Big Area Additive Manufacturing (BAAM), a large-scale 3D printing technology developed by Oak Ridge National Laboratory’s Manufacturing Demonstration Facility and Cincinnati Inc., was used to fabricate a 34’ catamaran boat hull mold. The goal of this project was to explore the feasibility of using BAAM to directly manufacture the mold without the need for thick coatings. The catamaran boat hull mold was designed with an additional 0.15” thickness of material on the mold surfaces. After printing, the mold was immediately machined and assembled. Alliance MG, LLC (AMG), the industry partner of this project, experimented with mold release agents on the carbon-fiber reinforced acrylonitrile butadiene styrene (CF ABS) to verify that the material can be directly used as a mold. A steel subframe was manufactured to provide structural integrity. The mold was printed in twelve individual sections. Each section was about six feet long, and three sections were printed simultaneously in approximately twelve-hour builds.
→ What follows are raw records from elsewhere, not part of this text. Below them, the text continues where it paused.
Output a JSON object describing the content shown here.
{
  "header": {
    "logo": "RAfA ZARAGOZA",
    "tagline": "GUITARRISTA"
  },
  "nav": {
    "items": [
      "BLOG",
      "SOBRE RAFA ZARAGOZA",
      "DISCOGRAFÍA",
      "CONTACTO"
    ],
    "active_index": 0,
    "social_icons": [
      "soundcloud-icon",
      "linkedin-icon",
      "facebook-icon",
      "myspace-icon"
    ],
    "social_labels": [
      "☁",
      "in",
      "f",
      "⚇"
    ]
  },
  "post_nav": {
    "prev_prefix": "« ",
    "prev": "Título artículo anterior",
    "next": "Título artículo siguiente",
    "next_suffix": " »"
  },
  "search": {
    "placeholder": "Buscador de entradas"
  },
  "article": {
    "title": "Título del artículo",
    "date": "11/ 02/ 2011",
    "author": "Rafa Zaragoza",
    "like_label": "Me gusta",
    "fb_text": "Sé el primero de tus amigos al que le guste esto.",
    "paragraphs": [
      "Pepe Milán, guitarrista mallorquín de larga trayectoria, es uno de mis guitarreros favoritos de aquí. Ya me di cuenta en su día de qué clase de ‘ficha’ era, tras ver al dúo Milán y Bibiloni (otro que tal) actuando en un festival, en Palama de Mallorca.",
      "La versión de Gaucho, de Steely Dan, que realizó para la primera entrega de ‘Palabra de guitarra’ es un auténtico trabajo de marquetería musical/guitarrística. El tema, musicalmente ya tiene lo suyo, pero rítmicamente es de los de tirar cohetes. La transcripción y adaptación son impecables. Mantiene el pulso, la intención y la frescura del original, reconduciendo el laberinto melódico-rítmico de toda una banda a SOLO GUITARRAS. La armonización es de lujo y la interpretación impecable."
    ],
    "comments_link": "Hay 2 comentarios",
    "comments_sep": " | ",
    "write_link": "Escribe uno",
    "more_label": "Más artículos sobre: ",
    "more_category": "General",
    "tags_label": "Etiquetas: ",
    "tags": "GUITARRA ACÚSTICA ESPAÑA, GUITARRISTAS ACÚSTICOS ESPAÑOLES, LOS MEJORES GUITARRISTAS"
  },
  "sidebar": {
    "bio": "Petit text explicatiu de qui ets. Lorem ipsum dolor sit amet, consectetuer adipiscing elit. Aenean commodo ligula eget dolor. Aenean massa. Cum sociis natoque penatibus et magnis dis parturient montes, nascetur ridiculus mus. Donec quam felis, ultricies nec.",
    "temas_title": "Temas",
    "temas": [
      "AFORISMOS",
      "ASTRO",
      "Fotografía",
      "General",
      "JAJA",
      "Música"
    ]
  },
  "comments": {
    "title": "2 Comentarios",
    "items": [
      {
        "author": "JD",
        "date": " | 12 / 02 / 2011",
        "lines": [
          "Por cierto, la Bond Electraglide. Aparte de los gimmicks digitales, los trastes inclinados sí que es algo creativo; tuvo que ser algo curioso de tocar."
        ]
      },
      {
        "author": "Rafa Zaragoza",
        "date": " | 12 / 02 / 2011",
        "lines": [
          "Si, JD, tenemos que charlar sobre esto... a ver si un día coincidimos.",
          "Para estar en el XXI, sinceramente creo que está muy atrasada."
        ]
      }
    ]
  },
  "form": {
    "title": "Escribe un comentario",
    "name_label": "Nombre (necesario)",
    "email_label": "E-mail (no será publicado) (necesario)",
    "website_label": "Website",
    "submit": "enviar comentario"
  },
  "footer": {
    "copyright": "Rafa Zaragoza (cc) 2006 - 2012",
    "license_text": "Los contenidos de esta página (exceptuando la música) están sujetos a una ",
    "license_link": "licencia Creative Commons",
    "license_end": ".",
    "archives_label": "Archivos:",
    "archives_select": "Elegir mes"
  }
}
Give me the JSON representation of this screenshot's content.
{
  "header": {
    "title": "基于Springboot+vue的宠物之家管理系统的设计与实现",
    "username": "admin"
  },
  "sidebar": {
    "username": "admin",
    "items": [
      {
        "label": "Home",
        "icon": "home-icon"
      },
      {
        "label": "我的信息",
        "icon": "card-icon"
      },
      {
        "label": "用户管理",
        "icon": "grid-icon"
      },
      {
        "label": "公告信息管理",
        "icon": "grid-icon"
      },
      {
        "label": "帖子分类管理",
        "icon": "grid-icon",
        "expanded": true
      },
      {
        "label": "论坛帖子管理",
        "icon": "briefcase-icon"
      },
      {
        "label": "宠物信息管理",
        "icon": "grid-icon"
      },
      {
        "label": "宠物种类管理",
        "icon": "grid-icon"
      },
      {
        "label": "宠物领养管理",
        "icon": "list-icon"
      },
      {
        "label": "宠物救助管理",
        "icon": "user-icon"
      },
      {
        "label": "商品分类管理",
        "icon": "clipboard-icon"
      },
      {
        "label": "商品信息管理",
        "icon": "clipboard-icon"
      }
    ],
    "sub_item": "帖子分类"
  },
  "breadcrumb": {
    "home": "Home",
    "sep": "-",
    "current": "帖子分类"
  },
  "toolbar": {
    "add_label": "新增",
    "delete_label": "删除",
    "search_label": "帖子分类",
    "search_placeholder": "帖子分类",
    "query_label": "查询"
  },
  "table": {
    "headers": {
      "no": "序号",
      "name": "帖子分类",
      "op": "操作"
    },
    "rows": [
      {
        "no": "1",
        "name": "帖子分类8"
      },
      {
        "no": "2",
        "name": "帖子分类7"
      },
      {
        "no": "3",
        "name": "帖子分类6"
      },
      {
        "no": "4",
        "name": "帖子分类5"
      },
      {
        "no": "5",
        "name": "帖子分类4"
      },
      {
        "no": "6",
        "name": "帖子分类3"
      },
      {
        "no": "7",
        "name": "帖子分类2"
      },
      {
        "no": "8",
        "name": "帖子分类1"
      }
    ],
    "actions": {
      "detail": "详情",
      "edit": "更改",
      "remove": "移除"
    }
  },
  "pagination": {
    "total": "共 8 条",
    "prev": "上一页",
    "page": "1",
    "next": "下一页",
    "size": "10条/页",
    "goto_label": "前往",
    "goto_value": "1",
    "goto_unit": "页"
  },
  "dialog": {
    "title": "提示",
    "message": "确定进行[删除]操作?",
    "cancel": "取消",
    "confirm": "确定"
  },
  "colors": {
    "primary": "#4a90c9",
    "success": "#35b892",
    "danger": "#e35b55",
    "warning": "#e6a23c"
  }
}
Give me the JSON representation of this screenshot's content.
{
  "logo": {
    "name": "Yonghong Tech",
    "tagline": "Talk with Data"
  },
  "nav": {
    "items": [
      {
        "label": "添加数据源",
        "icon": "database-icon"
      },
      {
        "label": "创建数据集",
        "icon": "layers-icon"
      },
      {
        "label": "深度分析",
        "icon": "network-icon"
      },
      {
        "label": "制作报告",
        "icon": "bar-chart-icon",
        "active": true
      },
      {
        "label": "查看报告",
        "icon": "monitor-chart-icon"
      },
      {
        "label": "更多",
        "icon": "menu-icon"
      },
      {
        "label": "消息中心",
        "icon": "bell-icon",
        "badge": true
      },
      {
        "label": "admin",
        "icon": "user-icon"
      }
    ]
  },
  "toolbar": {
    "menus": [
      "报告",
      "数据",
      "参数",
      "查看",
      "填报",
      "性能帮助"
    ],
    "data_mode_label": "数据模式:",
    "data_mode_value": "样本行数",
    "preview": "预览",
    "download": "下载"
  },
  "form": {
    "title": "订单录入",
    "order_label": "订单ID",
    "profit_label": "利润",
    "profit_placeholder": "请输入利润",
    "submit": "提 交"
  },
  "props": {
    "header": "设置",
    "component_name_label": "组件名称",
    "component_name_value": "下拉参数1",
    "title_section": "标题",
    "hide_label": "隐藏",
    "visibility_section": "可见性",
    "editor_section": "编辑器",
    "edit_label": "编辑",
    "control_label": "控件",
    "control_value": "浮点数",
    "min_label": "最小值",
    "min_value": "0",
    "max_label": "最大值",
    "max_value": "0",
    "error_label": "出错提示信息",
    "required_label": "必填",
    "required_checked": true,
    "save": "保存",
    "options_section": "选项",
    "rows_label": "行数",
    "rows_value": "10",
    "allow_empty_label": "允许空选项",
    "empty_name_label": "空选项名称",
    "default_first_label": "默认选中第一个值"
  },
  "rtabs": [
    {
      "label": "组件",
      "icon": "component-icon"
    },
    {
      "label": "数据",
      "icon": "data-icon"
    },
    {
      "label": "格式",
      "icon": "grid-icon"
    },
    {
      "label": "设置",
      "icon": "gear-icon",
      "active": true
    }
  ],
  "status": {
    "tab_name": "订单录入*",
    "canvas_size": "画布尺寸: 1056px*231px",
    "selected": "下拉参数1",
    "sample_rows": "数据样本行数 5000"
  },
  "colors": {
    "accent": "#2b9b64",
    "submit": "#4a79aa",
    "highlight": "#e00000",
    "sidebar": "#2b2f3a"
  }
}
All mold sections were printed over a five-day period, and the total amount of material used was 5,500 pounds of CF ABS. The success of this project will significantly reduce the time and cost necessary for manufacturing large resin infusion molds using the BAAM process.
- Define the basic Big Area Additive Manufacturing process.
- Understand the general process of additively manufacturing a boat hull mold from design to fabrication to machining to final assembly.
- Describe the advantages associated with additively manufacturing a mold that does not require costly coatings.